Twice a day the tide in Bar Harbor, Maine parts to reveal a quaint path that leads to a sandbar. The locals call this mysterious strip of land Bar Island. The tide is reliable, like rain in Seattle, and doesn’t stay parted for too long. The locals will be sure to mention this casually by whipping out their phones and showing images of tourist’s cars submerged in the cold, salty seawater.
The term local is used loosely since the island shuts down from November to May. If you’re there working for the season, as I did four summers ago, you might as well consider yourself a local. Tourists would routinely flood the island. They were mostly tolerable, except for days when cruise ships would dock, and hundreds of people would exit the boat and fill the shops and restaurants with their demands and impatience.
I remember this island fondly and all the precious memories I made while living on it. It was a transformational summer. I grew more in those three months after my first year of college than I imagined was possible. Now four years later, I reflect on those young, innocent days and realize I was only beginning this journey of creating myself.
Since moving alone during a pandemic, I’ve struggled to feel at home. Visiting my college town feels like home and going to my hometown feels like home, but being here in Nashville alone post – graduation certainly does not feel like home.
I’ve been here a little over five months and I’m starting to finally feel settled. I have a couple of favorite restaurants, weekly routines with new friends, good relationships with my coworkers, and the house I’m living in is filled with my books and plants. But the city itself does not feel like home. It’s too big, with too many tourists and “instaworthy” photo spots. I miss being minutes away from gorgeous hiking spots in the mountains.
In these last five months, I’ve felt like a tourist myself. I don’t know my way around the city, I can hardly seem to remember the names of the places new friends take me – unless I write them down. It doesn’t feel permanent.
One night four years ago, while I was still living in Maine, I decided to go to the sandbar to see if the tide was parted.
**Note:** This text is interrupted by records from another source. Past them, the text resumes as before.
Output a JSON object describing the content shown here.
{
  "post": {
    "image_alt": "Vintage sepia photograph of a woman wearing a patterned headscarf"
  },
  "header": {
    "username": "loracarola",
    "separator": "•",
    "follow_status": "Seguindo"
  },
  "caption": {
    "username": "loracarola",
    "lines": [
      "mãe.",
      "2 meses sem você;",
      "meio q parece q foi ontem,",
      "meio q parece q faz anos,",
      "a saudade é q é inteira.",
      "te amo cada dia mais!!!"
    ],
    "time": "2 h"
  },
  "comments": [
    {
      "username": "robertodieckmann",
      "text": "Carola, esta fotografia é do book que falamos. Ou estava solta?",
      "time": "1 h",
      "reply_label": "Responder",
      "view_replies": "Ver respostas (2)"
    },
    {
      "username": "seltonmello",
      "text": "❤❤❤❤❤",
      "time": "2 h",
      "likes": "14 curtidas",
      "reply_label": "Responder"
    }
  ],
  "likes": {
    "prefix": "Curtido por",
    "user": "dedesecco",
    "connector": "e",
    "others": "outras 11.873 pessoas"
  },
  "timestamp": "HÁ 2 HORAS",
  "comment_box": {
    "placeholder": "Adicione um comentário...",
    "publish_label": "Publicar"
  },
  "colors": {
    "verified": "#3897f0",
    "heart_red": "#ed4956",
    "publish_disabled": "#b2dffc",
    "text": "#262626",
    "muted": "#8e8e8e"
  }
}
The wind was lazily blowing, a cool contrast against my tanned skin. The sandbar was out of my way, but I was leaving the island in just a few weeks. Time is a concept I’ve never been able to wrap my mind around.
To my disappointment, the path of shells and rocks was covered by the vast darkness of the sea. I was content that the journey would not be a complete waste of time so I climbed atop the container wall and stared out to the small stretch of land. When my vision adjusted to the darkness I saw two sets of glowing eyes across the water. I locked gazes with a mother deer and her baby.
They had probably walked across the sandbar while the tide was down, lost track of time, or were never aware of it. Now they were forced to spend the night on the small patch of land and wait for the tide to break before they could prance back home. At the time, I was sad for this deer and her young. They were trapped, unable to get home because their only path back was temporarily blocked by Mother Nature. But now looking back, I realize they were home all along. They were together, with a source of water, and enough leaves and twigs to keep their bellies full for the night.
Amongst all the internal and external chaos, I have realized, just like those innocent, clueless deer, I have been home all along, right here, within myself. I have spent years ignoring what my body tries to tell me. I have pushed nervousness away until it has put me in my kitchen floor, choking on anxiety and tears. I have ignored uncomfortable emotions and avoided difficult conversations while pretending everything was fine. I have felt like a tourist in my own skin.
But now, I’ve realized this body is my home; I am my home, and usually, once you realize something like this, you cannot go back.
It won’t be perfect – nothing ever is. Nor will it be permanent – because nothing ever is – but it’s mine. The tattoos, the piercings, the scars, the acne, the stretch marks, the wrinkles and folds, the shape, the texture. All of it is me. Beneath this flesh and these bones, I have found a place to call home. A place of safety, love, and gratitude. No matter what city, town, or state I’m in, I know that even if the external world doesn’t bring me peace, my inner world will always be a place of acceptance and self-love.
It has taken me twenty-two beautiful years of metaphorically staring across the water, helplessly looking for the sandbar, to realize that home has been right here all along.